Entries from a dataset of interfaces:
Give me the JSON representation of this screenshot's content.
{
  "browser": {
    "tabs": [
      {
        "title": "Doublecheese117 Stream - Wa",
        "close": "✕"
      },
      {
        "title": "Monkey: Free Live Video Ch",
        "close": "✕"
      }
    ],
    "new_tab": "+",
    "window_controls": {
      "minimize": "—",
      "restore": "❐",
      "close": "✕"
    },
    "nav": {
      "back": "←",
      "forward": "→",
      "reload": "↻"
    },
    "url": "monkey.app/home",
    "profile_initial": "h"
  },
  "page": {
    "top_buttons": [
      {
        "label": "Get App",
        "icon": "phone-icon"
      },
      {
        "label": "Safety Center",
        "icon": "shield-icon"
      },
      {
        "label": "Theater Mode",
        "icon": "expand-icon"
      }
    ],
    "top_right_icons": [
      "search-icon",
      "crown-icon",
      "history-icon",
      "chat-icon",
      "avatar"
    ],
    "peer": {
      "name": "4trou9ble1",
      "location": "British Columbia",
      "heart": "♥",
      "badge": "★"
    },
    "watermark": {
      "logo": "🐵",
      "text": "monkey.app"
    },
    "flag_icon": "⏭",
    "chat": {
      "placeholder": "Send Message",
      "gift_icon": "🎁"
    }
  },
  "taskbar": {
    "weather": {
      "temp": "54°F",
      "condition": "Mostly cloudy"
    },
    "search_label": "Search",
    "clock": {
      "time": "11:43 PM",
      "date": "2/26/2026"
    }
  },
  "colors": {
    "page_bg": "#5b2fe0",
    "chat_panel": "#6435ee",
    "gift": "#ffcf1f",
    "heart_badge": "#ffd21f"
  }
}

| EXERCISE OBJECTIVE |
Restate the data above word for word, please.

| EXERCISE RESPONSE |
Give me the JSON representation of this screenshot's content.
{
  "browser": {
    "tabs": [
      {
        "title": "Doublecheese117 Stream - Wa",
        "close": "✕"
      },
      {
        "title": "Monkey: Free Live Video Ch",
        "close": "✕"
      }
    ],
    "new_tab": "+",
    "window_controls": {
      "minimize": "—",
      "restore": "❐",
      "close": "✕"
    },
    "nav": {
      "back": "←",
      "forward": "→",
      "reload": "↻"
    },
    "url": "monkey.app/home",
    "profile_initial": "h"
  },
  "page": {
    "top_buttons": [
      {
        "label": "Get App",
        "icon": "phone-icon"
      },
      {
        "label": "Safety Center",
        "icon": "shield-icon"
      },
      {
        "label": "Theater Mode",
        "icon": "expand-icon"
      }
    ],
    "top_right_icons": [
      "search-icon",
      "crown-icon",
      "history-icon",
      "chat-icon",
      "avatar"
    ],
    "peer": {
      "name": "4trou9ble1",
      "location": "British Columbia",
      "heart": "♥",
      "badge": "★"
    },
    "watermark": {
      "logo": "🐵",
      "text": "monkey.app"
    },
    "flag_icon": "⏭",
    "chat": {
      "placeholder": "Send Message",
      "gift_icon": "🎁"
    }
  },
  "taskbar": {
    "weather": {
      "temp": "54°F",
      "condition": "Mostly cloudy"
    },
    "search_label": "Search",
    "clock": {
      "time": "11:43 PM",
      "date": "2/26/2026"
    }
  },
  "colors": {
    "page_bg": "#5b2fe0",
    "chat_panel": "#6435ee",
    "gift": "#ffcf1f",
    "heart_badge": "#ffd21f"
  }
}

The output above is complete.